**What you will do**. Which lines of the data below contain "使用する"? Please show them all.

**Extracted information**.
___
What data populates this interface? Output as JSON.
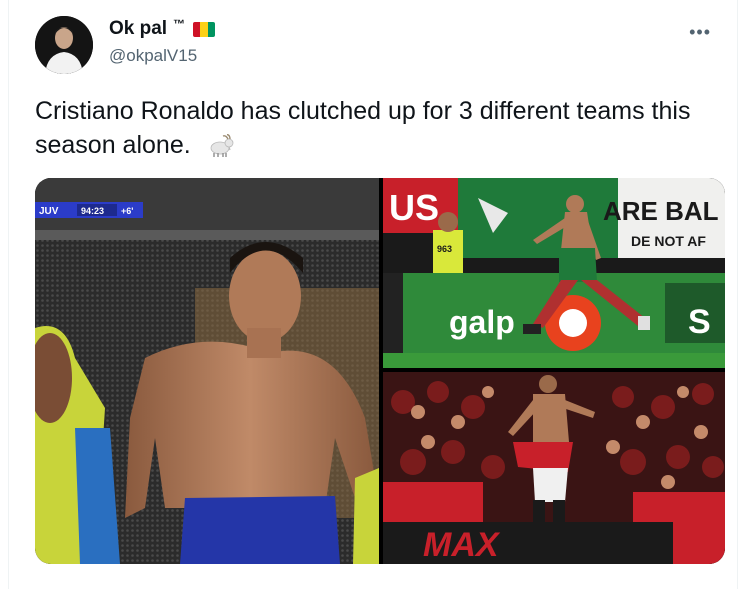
{
  "tweet": {
    "display_name": "Ok pal",
    "tm": "™",
    "handle": "@okpalV15",
    "more": "•••",
    "text": "Cristiano Ronaldo has clutched up for 3 different teams this season alone.",
    "emoji_icon": "goat-icon",
    "flag_colors": [
      "#ce1126",
      "#fcd116",
      "#009460"
    ]
  },
  "media": {
    "left": {
      "scoreboard_team": "JUV",
      "scoreboard_time": "94:23",
      "scoreboard_added": "+6'"
    },
    "top_right": {
      "banner_fragment_1": "US",
      "banner_fragment_2": "ARE BAL",
      "banner_fragment_3": "DE NOT AF",
      "ad_text": "galp",
      "ad_letter": "S",
      "vest_number": "963"
    },
    "bottom_right": {
      "ad_text": "MAX"
    }
  }
}
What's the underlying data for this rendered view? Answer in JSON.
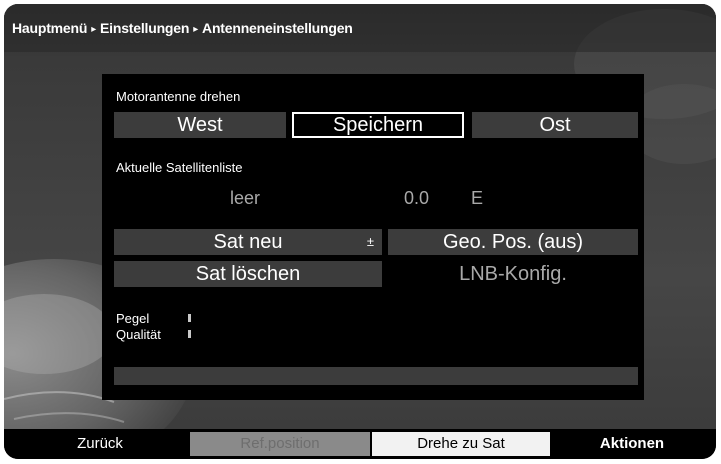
{
  "breadcrumb": {
    "items": [
      "Hauptmenü",
      "Einstellungen",
      "Antenneneinstellungen"
    ],
    "separator": "▸"
  },
  "motor": {
    "label": "Motorantenne drehen",
    "west": "West",
    "save": "Speichern",
    "east": "Ost"
  },
  "satlist": {
    "label": "Aktuelle Satellitenliste",
    "name": "leer",
    "position": "0.0",
    "direction": "E"
  },
  "actions": {
    "sat_new": "Sat neu",
    "plusminus": "±",
    "geo_pos": "Geo. Pos. (aus)",
    "sat_delete": "Sat löschen",
    "lnb_config": "LNB-Konfig."
  },
  "signal": {
    "level_label": "Pegel",
    "quality_label": "Qualität"
  },
  "footer": {
    "back": "Zurück",
    "ref_position": "Ref.position",
    "turn_to_sat": "Drehe zu Sat",
    "actions": "Aktionen"
  },
  "colors": {
    "panel": "#000000",
    "cell": "#3c3c3c",
    "dim_text": "#a9a9a9",
    "footer_red": "#4a4a4a",
    "footer_green": "#8a8a8a",
    "footer_yellow": "#f2f2f2",
    "footer_blue": "#000000"
  }
}
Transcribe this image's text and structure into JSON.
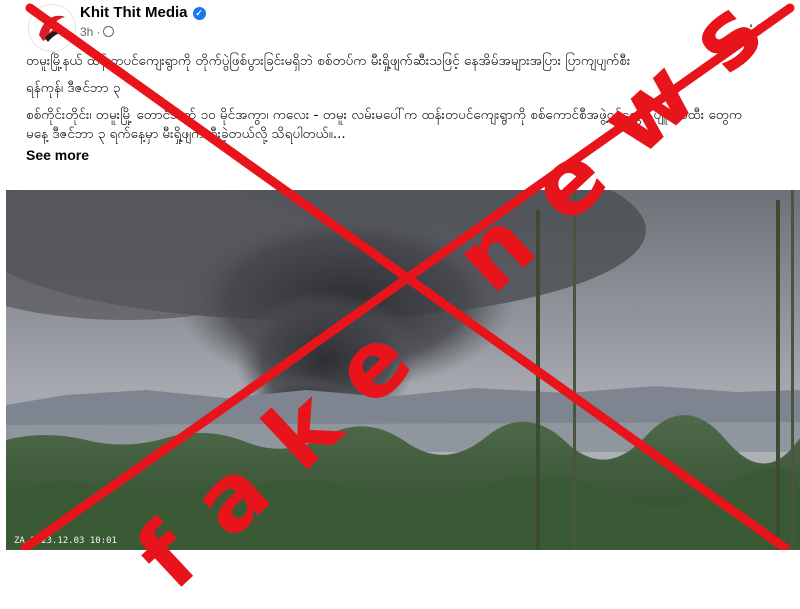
{
  "post": {
    "page_name": "Khit Thit Media",
    "verified_icon": "verified-badge-icon",
    "time": "3h",
    "audience_icon": "globe-icon",
    "menu_label": "...",
    "headline": "တမူးမြို့နယ် ထန်းတပင်ကျေးရွာကို တိုက်ပွဲဖြစ်ပွားခြင်းမရှိဘဲ စစ်တပ်က  မီးရှို့ဖျက်ဆီးသဖြင့် နေအိမ်အများအပြား ပြာကျပျက်စီး",
    "dateline": "ရန်ကုန်၊  ဒီဇင်ဘာ ၃",
    "body": "စစ်ကိုင်းတိုင်း၊ တမူးမြို့ တောင်ဘက် ၁၀ မိုင်အကွာ၊ ကလေး - တမူး လမ်းမပေါ်က ထန်းတပင်ကျေးရွာကို စစ်ကောင်စီအဖွဲ့ဝင်တွေနဲ့ ပျူစောထီး တွေက မနေ့ ဒီဇင်ဘာ ၃ ရက်နေ့မှာ မီးရှို့ဖျက်ဆီးခဲ့တယ်လို့ သိရပါတယ်။...",
    "see_more": "See more",
    "photo_timestamp": "ZA  2023.12.03 10:01"
  },
  "overlay": {
    "stamp": "fake news",
    "color": "#e8141b"
  }
}
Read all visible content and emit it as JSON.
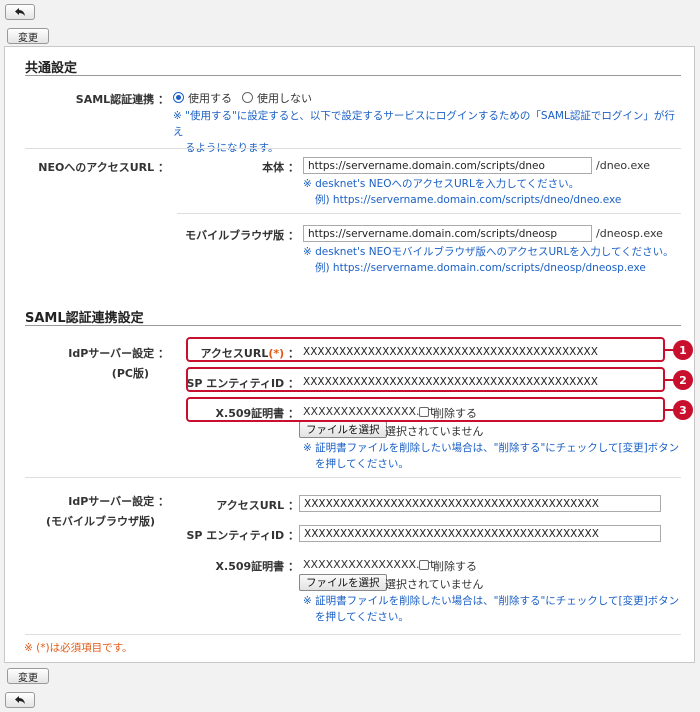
{
  "toolbar": {
    "back_icon": "undo-arrow-icon",
    "change_label": "変更"
  },
  "common": {
    "title": "共通設定",
    "saml_label": "SAML認証連携 ：",
    "radio_use": "使用する",
    "radio_not_use": "使用しない",
    "saml_selected": "使用する",
    "saml_note_1": "※ \"使用する\"に設定すると、以下で設定するサービスにログインするための「SAML認証でログイン」が行え",
    "saml_note_2": "るようになります。",
    "neo_url_label": "NEOへのアクセスURL ：",
    "main_label": "本体 ：",
    "main_value": "https://servername.domain.com/scripts/dneo",
    "main_suffix": "/dneo.exe",
    "main_note": "※ desknet's NEOへのアクセスURLを入力してください。",
    "main_example": "例) https://servername.domain.com/scripts/dneo/dneo.exe",
    "mobile_label": "モバイルブラウザ版 ：",
    "mobile_value": "https://servername.domain.com/scripts/dneosp",
    "mobile_suffix": "/dneosp.exe",
    "mobile_note": "※ desknet's NEOモバイルブラウザ版へのアクセスURLを入力してください。",
    "mobile_example": "例) https://servername.domain.com/scripts/dneosp/dneosp.exe"
  },
  "saml": {
    "title": "SAML認証連携設定",
    "pc_group_line1": "IdPサーバー設定 ：",
    "pc_group_line2": "(PC版)",
    "mobile_group_line1": "IdPサーバー設定 ：",
    "mobile_group_line2": "(モバイルブラウザ版)",
    "access_url_label": "アクセスURL",
    "required_mark": "(*)",
    "colon": "：",
    "sp_entity_label": "SP エンティティID ：",
    "access_url_label_plain": "アクセスURL ：",
    "x509_label": "X.509証明書 ：",
    "pc_access_url": "XXXXXXXXXXXXXXXXXXXXXXXXXXXXXXXXXXXXXXXXX",
    "pc_sp_entity": "XXXXXXXXXXXXXXXXXXXXXXXXXXXXXXXXXXXXXXXXX",
    "pc_cert_file": "XXXXXXXXXXXXXXX.crt",
    "mobile_access_url": "XXXXXXXXXXXXXXXXXXXXXXXXXXXXXXXXXXXXXXXXX",
    "mobile_sp_entity": "XXXXXXXXXXXXXXXXXXXXXXXXXXXXXXXXXXXXXXXXX",
    "mobile_cert_file": "XXXXXXXXXXXXXXX.crt",
    "delete_label": "削除する",
    "file_button": "ファイルを選択",
    "no_file": "選択されていません",
    "cert_note_1": "※ 証明書ファイルを削除したい場合は、\"削除する\"にチェックして[変更]ボタン",
    "cert_note_2": "を押してください。"
  },
  "callouts": [
    "1",
    "2",
    "3"
  ],
  "required_footer": "※ (*)は必須項目です。",
  "colors": {
    "accent_blue": "#1a5fc5",
    "callout_red": "#c8102e",
    "required_orange": "#e05a14"
  }
}
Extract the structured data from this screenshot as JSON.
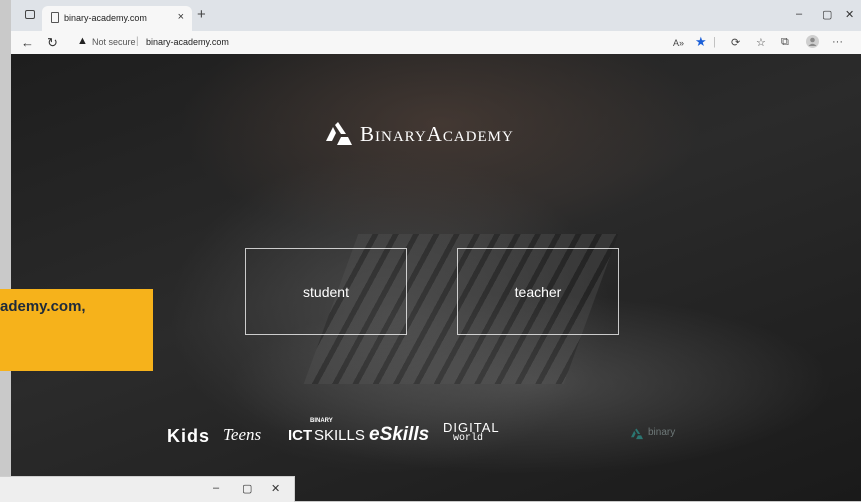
{
  "browser": {
    "tab_title": "binary-academy.com",
    "tab_close": "×",
    "new_tab": "+",
    "window_controls": {
      "minimize": "–",
      "maximize": "▢",
      "close": "✕"
    },
    "nav": {
      "back": "←",
      "refresh": "↻"
    },
    "security_label": "Not secure",
    "separator": "|",
    "url": "binary-academy.com",
    "toolbar_icons": [
      "read-aloud-icon",
      "favorite-star-icon",
      "collections-icon",
      "favorites-icon",
      "extensions-icon",
      "profile-icon",
      "more-icon"
    ],
    "more": "···",
    "read_aloud": "A»"
  },
  "page": {
    "brand": "BinaryAcademy",
    "buttons": {
      "student": "student",
      "teacher": "teacher"
    },
    "brands": {
      "kids": "Kids",
      "teens": "Teens",
      "ict_small": "BINARY",
      "ict_bold": "ICT",
      "ict_rest": "SKILLS",
      "eskills": "eSkills",
      "digital": "DIGITAL",
      "world": "world",
      "footer_brand": "binary"
    }
  },
  "overlay": {
    "tooltip_text": "ademy.com,"
  },
  "second_window": {
    "controls": {
      "minimize": "–",
      "maximize": "▢",
      "close": "✕"
    }
  },
  "colors": {
    "tooltip": "#f6b21b",
    "star": "#1a5fd8",
    "brand_teal": "#2ba7a0"
  }
}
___
**Reply**.
    "radio_use": "使用する",
    "saml_selected": "使用する",
    "saml_note_1": "※ \"使用する\"に設定すると、以下で設定するサービスにログインするための「SAML認証でログイン」が行え",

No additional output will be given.